#### Exercise goal:
For the records that follow, give the number of lines in which the word "Ctrl" occurs, with nothing added.
Start of The data
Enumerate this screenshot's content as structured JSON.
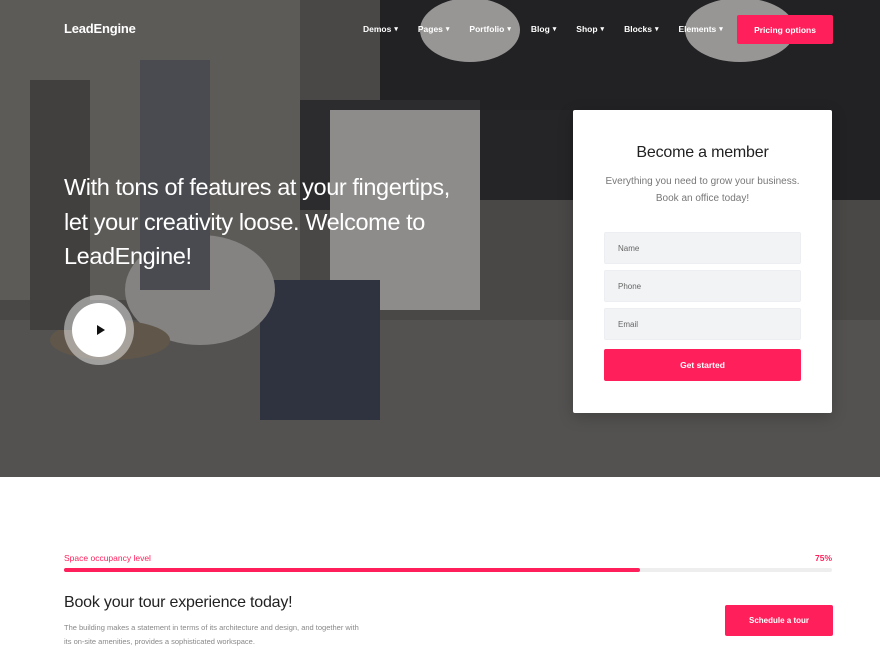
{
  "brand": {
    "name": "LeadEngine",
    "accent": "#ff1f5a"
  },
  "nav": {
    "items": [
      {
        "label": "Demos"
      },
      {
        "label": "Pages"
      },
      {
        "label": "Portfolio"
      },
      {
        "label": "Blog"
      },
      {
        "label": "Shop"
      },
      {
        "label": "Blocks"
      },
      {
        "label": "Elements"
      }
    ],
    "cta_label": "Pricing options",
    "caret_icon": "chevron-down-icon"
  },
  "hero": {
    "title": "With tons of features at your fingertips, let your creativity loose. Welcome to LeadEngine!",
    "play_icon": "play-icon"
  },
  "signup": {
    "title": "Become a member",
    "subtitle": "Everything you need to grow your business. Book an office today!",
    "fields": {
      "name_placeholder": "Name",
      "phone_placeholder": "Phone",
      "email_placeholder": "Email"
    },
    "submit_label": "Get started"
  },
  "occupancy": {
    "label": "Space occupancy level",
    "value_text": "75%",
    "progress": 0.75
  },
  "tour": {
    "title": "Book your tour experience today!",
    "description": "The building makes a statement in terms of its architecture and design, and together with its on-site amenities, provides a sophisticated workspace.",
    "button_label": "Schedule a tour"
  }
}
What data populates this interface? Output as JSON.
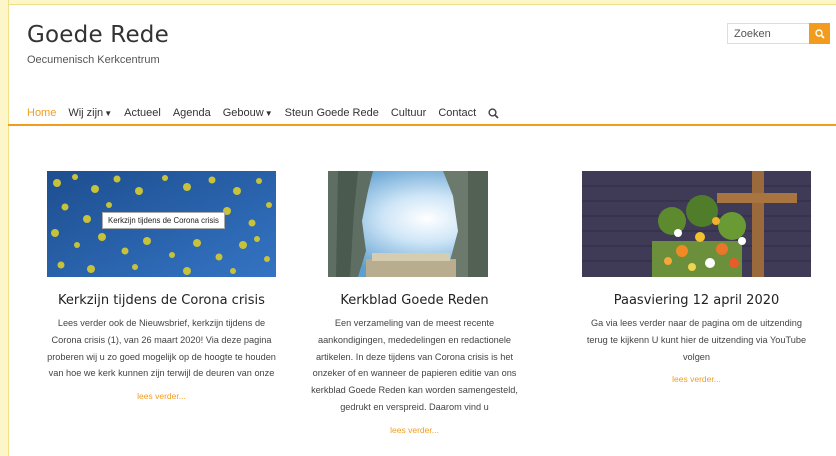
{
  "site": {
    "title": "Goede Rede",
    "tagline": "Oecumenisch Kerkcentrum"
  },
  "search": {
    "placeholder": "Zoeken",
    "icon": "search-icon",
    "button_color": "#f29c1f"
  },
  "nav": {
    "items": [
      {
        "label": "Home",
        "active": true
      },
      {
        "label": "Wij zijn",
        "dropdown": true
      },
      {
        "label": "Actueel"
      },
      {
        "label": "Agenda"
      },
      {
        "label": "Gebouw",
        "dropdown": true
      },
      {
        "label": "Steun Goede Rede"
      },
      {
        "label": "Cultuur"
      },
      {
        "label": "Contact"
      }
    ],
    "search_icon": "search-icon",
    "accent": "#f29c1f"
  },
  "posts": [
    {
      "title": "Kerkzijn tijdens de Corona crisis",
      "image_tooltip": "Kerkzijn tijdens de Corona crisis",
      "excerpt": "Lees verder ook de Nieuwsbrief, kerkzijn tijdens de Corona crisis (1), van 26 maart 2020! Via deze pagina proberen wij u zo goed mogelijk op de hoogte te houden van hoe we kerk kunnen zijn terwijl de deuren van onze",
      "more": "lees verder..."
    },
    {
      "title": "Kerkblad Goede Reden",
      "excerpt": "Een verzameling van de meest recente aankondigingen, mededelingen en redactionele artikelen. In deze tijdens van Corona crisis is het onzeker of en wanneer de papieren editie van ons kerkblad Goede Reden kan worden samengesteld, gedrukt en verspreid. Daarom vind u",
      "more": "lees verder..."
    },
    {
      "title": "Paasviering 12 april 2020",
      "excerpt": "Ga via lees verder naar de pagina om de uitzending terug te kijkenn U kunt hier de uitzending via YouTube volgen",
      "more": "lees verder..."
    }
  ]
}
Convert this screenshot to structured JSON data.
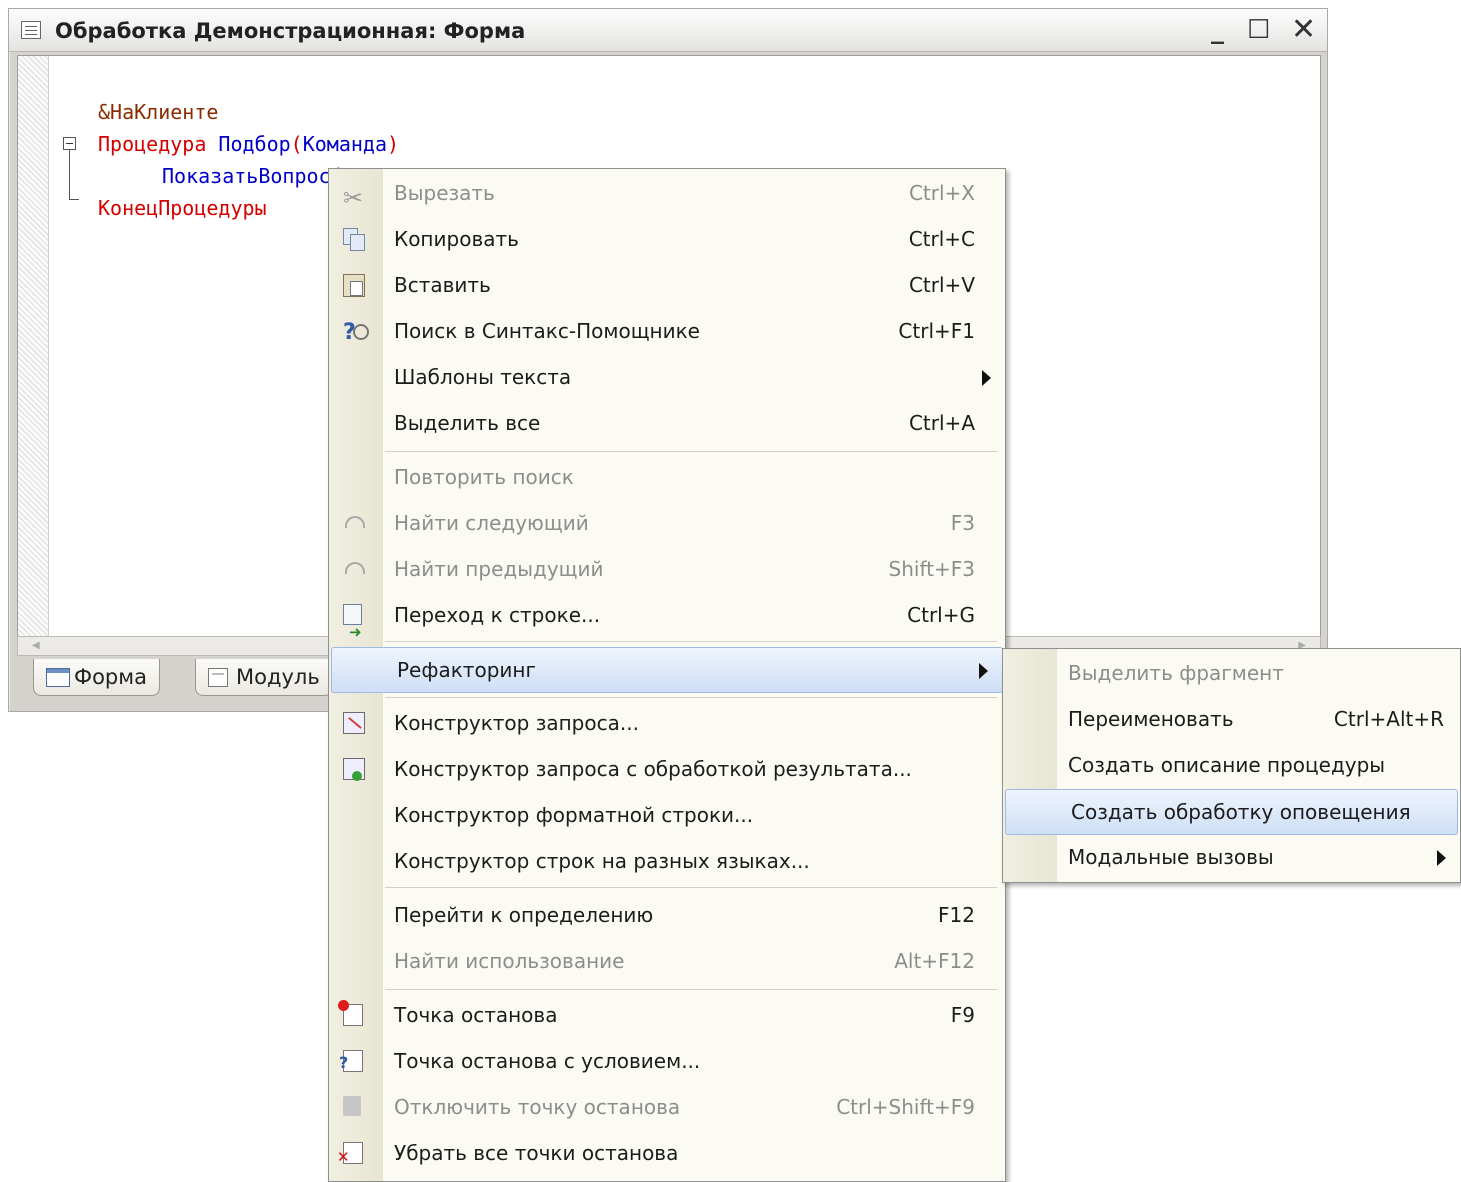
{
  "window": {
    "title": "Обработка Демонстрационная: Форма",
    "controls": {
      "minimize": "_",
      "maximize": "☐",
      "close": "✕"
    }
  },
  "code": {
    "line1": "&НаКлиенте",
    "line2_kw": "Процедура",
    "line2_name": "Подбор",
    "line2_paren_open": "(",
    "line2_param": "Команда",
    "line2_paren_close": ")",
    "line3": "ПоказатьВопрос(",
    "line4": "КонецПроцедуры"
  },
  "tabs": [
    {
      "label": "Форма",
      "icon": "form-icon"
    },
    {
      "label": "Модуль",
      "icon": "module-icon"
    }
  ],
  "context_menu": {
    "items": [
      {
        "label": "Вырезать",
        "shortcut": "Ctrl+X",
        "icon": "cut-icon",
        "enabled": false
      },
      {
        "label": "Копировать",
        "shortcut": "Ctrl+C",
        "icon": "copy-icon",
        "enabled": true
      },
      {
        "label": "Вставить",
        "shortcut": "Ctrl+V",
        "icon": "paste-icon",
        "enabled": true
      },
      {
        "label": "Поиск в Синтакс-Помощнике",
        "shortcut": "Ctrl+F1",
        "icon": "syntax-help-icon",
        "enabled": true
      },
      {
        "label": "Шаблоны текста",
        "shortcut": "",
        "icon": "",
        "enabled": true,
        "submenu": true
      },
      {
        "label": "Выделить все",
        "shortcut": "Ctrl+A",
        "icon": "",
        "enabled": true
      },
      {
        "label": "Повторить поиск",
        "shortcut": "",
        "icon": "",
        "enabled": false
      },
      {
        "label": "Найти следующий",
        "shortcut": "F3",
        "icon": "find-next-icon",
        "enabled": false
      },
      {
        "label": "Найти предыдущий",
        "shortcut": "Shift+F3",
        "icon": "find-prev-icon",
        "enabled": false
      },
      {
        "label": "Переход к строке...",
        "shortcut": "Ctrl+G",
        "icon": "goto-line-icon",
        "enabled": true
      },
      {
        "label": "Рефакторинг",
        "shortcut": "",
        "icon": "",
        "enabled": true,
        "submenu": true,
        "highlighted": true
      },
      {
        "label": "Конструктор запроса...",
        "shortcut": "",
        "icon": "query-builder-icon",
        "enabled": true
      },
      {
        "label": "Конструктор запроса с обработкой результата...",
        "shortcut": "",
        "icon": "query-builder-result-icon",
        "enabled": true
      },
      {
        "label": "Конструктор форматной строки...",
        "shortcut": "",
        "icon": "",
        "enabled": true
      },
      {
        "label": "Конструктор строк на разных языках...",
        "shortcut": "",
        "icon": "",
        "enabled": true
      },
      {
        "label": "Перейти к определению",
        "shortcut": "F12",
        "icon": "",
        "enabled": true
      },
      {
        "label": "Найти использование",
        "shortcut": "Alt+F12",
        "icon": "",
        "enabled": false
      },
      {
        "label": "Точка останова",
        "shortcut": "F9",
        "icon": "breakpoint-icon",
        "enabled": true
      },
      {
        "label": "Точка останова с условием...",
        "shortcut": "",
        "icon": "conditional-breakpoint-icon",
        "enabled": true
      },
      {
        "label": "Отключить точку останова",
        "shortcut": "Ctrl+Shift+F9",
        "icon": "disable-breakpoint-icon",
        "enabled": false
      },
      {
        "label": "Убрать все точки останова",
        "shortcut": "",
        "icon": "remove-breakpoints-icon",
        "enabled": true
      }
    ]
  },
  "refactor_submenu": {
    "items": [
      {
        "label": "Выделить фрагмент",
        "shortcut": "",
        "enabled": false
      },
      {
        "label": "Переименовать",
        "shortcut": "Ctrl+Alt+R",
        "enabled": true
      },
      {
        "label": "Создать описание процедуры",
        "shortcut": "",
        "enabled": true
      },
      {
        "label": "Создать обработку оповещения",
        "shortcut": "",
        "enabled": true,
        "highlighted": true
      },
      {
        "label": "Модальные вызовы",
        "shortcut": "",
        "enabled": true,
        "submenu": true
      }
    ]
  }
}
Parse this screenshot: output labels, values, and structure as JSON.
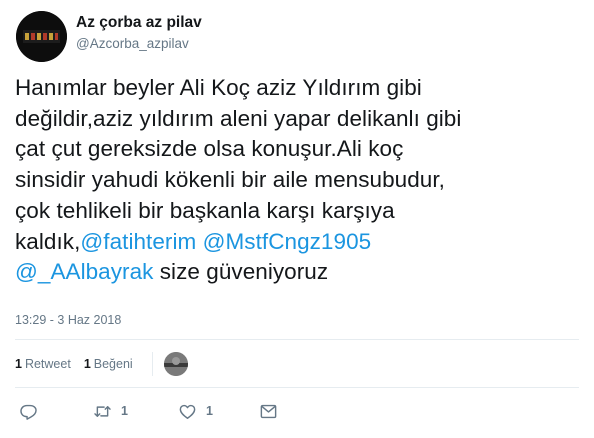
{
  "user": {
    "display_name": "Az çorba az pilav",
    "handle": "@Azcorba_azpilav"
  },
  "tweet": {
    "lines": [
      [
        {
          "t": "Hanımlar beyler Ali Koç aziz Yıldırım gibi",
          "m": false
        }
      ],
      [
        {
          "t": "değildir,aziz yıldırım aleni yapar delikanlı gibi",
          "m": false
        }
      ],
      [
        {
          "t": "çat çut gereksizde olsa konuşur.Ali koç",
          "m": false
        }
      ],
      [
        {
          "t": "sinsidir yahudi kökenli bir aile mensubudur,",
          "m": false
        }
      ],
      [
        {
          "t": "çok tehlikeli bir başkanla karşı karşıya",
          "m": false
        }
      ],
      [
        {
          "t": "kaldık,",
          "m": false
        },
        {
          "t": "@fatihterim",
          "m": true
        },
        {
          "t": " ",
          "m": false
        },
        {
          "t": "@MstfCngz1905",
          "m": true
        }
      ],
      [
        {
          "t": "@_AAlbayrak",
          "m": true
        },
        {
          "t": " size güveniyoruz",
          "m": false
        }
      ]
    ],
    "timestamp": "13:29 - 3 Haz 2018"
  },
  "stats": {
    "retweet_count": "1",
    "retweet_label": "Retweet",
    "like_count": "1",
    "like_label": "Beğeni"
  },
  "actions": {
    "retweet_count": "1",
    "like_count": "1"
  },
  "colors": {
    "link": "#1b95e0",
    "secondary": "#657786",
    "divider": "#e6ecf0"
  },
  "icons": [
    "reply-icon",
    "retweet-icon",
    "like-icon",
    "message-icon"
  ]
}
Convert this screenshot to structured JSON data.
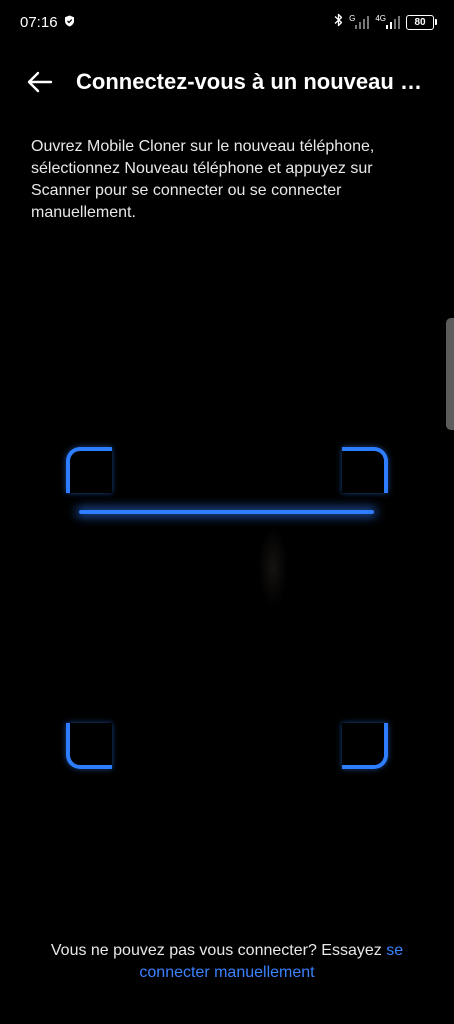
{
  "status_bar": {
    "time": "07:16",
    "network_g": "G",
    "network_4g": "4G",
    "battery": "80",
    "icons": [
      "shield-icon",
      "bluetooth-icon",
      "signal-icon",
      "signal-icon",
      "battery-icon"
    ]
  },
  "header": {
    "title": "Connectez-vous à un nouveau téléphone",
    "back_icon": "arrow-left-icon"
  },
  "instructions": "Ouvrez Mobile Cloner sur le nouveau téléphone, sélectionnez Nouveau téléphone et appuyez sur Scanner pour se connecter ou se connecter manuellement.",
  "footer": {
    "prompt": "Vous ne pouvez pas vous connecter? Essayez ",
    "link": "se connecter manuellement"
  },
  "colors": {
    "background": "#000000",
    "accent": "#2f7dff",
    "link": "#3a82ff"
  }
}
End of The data
#### Answer for this exercise:
8